Can canary hens compete with the boys?

If you’ve ever considered buying a canary, you’ve undoubtedly been warned that you must be careful to select a male because females will not sing and are, by extension, ‘inferior’ as pets. Right?

Not so fast. First of all, as ‘pets’, canary hens are every bit as charming, tame and confiding as the boys.  If you want a cheerful and pretty feathered friend, it doesn’t matter what sex your canary is. Just pick a sleek, bright, active little sprite in good feather and all will be well.

Even so, why do most of us buy a canary in the first place? For the song; and if we want the song, we’ve got to get a male. Right?

Not necessarily!

Here is proof that some canary hens do, in fact, sing!

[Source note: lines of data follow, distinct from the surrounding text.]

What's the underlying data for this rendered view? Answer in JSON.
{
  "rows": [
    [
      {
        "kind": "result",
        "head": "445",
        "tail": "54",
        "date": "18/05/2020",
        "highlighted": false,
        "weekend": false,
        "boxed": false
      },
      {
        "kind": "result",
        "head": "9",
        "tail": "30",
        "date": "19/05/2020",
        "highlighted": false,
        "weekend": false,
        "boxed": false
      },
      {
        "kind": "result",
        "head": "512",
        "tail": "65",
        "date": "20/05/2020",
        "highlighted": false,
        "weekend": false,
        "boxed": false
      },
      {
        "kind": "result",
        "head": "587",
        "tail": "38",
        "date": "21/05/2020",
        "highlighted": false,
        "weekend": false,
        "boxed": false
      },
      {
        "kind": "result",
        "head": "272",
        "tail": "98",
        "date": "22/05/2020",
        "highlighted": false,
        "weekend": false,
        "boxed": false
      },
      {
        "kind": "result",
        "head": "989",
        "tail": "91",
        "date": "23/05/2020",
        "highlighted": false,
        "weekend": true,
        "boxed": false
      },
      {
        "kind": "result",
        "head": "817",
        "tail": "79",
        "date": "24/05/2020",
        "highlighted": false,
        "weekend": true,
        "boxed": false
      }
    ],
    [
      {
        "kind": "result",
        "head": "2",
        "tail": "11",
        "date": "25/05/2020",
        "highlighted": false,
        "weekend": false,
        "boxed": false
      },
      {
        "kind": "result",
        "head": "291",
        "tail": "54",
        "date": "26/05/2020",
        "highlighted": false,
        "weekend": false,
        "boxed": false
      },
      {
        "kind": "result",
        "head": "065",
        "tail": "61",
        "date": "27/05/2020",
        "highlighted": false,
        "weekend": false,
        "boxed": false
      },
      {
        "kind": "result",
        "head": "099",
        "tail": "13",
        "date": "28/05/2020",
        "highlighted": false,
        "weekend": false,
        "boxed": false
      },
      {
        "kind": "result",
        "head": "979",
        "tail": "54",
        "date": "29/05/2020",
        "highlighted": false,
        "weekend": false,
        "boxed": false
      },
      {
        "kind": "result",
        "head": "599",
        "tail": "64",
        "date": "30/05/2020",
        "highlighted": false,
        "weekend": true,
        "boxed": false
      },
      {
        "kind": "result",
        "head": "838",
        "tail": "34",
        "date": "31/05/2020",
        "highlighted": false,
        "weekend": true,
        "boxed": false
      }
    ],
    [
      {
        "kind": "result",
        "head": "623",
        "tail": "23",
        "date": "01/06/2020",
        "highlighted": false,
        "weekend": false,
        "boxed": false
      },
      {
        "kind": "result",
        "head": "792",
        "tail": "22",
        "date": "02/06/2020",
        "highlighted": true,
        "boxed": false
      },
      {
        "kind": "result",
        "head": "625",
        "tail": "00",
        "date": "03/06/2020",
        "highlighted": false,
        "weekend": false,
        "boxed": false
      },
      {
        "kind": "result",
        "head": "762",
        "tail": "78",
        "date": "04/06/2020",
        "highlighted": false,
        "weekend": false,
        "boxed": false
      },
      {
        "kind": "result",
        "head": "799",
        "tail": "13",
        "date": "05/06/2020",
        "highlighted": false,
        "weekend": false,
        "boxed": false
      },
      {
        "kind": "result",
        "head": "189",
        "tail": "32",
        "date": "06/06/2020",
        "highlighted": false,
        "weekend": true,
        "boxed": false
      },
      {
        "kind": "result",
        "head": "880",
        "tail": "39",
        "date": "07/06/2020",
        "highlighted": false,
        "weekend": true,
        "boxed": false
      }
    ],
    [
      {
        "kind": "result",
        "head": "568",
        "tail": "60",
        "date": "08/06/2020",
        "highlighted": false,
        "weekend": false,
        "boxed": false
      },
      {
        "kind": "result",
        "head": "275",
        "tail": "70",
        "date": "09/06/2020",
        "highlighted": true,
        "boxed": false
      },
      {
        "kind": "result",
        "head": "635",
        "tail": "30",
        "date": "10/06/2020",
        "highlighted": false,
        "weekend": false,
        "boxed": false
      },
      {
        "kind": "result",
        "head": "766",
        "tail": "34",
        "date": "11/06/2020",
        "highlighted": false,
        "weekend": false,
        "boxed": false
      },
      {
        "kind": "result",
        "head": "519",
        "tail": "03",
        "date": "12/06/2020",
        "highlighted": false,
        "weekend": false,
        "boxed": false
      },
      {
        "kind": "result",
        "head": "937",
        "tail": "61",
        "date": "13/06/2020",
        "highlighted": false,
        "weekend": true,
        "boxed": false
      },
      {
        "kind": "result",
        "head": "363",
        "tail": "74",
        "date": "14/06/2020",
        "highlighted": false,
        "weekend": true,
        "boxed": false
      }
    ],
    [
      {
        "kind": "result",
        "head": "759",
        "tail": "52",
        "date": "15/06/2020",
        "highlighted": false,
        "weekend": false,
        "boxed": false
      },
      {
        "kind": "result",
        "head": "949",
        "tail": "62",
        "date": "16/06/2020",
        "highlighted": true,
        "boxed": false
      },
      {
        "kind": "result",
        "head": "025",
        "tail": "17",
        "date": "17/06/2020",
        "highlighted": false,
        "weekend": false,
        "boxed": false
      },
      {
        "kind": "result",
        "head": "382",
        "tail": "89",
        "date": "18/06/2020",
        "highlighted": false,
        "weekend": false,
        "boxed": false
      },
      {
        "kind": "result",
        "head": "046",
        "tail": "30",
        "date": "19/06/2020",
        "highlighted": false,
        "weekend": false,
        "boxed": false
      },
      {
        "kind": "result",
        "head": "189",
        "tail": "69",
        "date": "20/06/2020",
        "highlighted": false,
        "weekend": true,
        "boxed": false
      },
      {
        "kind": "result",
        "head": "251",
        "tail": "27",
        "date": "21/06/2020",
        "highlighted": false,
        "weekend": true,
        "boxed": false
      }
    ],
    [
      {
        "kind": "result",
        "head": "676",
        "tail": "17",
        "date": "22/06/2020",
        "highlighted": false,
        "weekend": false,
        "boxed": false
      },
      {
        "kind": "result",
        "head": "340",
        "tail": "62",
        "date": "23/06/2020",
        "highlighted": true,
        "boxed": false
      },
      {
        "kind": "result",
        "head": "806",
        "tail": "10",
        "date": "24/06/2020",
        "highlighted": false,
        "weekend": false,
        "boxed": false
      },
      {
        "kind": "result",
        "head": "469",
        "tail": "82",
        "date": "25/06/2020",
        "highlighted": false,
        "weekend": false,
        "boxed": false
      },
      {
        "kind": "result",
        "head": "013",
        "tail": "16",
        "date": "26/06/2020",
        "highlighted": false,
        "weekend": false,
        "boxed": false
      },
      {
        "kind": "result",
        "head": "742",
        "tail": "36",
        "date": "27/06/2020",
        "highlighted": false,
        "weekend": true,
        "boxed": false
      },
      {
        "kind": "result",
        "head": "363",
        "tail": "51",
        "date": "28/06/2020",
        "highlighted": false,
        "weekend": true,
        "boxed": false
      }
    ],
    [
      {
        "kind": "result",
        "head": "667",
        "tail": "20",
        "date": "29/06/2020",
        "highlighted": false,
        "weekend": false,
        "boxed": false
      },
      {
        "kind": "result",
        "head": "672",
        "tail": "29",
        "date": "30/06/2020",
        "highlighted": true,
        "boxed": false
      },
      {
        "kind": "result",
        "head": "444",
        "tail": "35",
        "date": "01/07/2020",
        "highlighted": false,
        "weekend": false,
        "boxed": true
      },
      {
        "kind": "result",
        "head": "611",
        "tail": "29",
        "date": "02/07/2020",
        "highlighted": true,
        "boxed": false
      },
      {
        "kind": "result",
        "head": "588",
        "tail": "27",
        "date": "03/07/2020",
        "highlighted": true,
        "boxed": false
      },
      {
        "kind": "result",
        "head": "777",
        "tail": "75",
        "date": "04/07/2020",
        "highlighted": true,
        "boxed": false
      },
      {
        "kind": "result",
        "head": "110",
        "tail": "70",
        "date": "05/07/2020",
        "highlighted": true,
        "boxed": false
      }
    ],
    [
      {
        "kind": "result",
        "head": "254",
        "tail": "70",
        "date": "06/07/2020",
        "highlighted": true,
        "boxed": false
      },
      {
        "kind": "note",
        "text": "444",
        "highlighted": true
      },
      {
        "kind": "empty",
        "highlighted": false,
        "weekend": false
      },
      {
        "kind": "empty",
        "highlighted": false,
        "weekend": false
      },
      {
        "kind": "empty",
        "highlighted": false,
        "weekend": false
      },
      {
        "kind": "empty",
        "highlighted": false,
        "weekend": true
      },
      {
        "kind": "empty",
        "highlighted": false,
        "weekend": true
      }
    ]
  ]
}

These are all pedigreed, closed-banded American Singer canary hens that are just completing their annual molts.  Every bird shown in this video is a hen (not a young male practicing his baby-song.)

I know they’re hens because they laid eggs and raised babies for me last year! Usually you can recognize a hen, even if she is singing, because her song is scratchier and shorter than the male’s; but again, not always.

Occasionally, an especially talented songster will win first place at a canary song-trial (yes, they hold such competitions for breeds of song canaries), and then be sold (with the most honorable of intentions) as a premium, breeder male – only to lay eggs for the new owner a few weeks later!

So, even ‘old hands’ in the hobby can be fooled. It reminds us of just how little we humans actually understand when it comes to nature.  While there are many reasons and theories as to why some canary hens sing, all that can be delved into at length in a future post.  For now I just wanted to share this footage of real, honest-to-goodness singing canary females.

In a few weeks, as the days shorten and the nesting urge gets stronger, everybody’s songs should improve quite a bit.   In fact, at least 3 of these hens were originally held back as studs last year because they sang so beautifully I thought they were males!  It wasn’t until I spotted my prized young ‘studs’ cramming into the nests with their mates I realized that these ‘broody’ boys were actually macho girls!

Enjoy this ‘girl-group’ concert!

* More on the canary fancy in future installments.